    Italian director Pier Paolo Pasolini, in a 1965 essay, suggests that the screenplay is not a freestanding object of inquiry, but that, in its bid to reach the silver screen, is instead a “structure that wants to be another structure.” Rather than trying to redeem the screenplay from its role as intermedial waypoint, Pasolini situates it realistically as an entity with pretensions to visual realization and commercial development, as one node in a media ecology that, despite critical attempts to detach it, is nevertheless connected to other forms and other media. According to Pasolini, we can never interpret the screenplay...

  10. Oprah’s Faulkner
    (pp. 120-145)
    Riché Richardson

    In the contemporary era, the Oprah Book Club has stood at the forefront in promoting an interest in reading groups and book clubs in the national arena.¹ Given the profits that it brought to the publishing industry and its proven power to promote established authors and make new authors overnight successes once it was established in 1996, the announcement in 2002 that Oprah’s Book Club would be ending was shocking and disappointing news for many. The decision to revive this enterprise in 2003 by no longer featuring contemporary authors but by emphasizing the “classics” in literature took the Oprah Book...
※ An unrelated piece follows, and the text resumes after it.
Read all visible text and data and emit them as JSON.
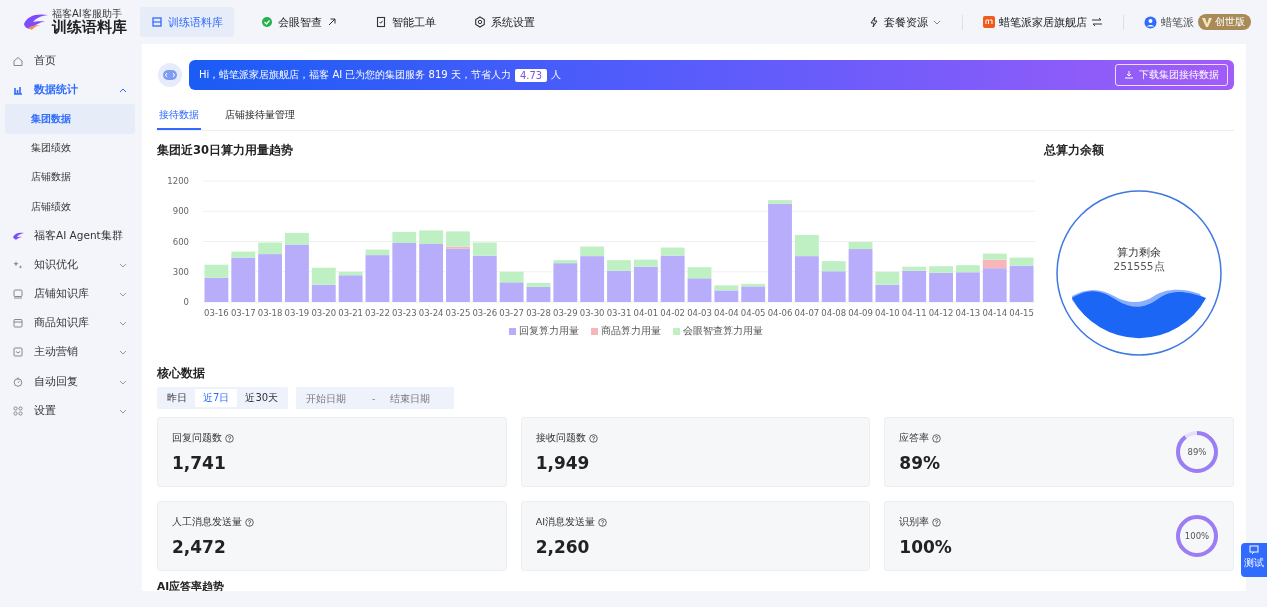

  11. In Phantom Pain: The 1991 Russian Film Adaptation of William Faulkner’s “The Leg”
    (pp. 146-168)
    Ivan Delazari

    “The Leg” is marginal in William Faulkner’s oeuvre. Written in the midtwenties, rejected byScribner’sin 1928 and first published inDoctor Martino and Other Storiesin 1934, the short story was kind of smuggled by the author into the “Beyond” section ofCollected Stories of William Faulknerin 1950, but has also remained “beyond” the mainstream interest in Faulkner. And yet this is the only Faulkner text so far that has been made into a film by the Russians.

    Released in 1991,Noga(нога—the Russian word for “leg”), which is explicitly based upon the short story, shifts the...

  12. Faulkner and “The Man with the Megaphone”: The Redemption of Genre and the Transfiguration of Trash in If I Forget Thee, Jerusalem
    (pp. 169-196)
    Phil Smith

    In William Faulkner’s 1939 double feature of a novelIf I Forget Thee, Jerusalem, a number of images span the two independent and alternating stories of “Wild Palms” and “Old Man,” images such as mass market magazines, Parchman Farm prison, deer, and perhaps most strikingly that of “the man with a megaphone.”¹ In terms of the actual narratives, the man with a megaphone is in the former story the emcee of a Depression-era dance marathon and in the latter a captain of a riverboat full of refugees from a flood; in both instances he is presented as a figure of...

  13. Faulkner in the Histories of Film: “Where Memory Is the Slave”
    (pp. 197-219)
    Julian Murphet

    In the thirty-two years since the Faulkner and Yoknapatawpha Conference last organized itself around the theme of Faulkner and film, each term of the conjunction has undergone significant transformation. No doubt Faulkner himself has changed, and it would be arguable that 1977–78 signaled a watershed in the intellectual construction of this author, a transition point between two Faulknerian paradigms—between that august high modernist whom Cleanth Brooks and Malcolm Cowley had lovingly burnished over twenty years, and the twisted, implicated figure we have had ever since, whose ineluctable participation in popular cultural forces and ideologies Leslie Fiedler was only...

  14. Contributors
    (pp. 220-222)
  15. Index
    (pp. 223-233)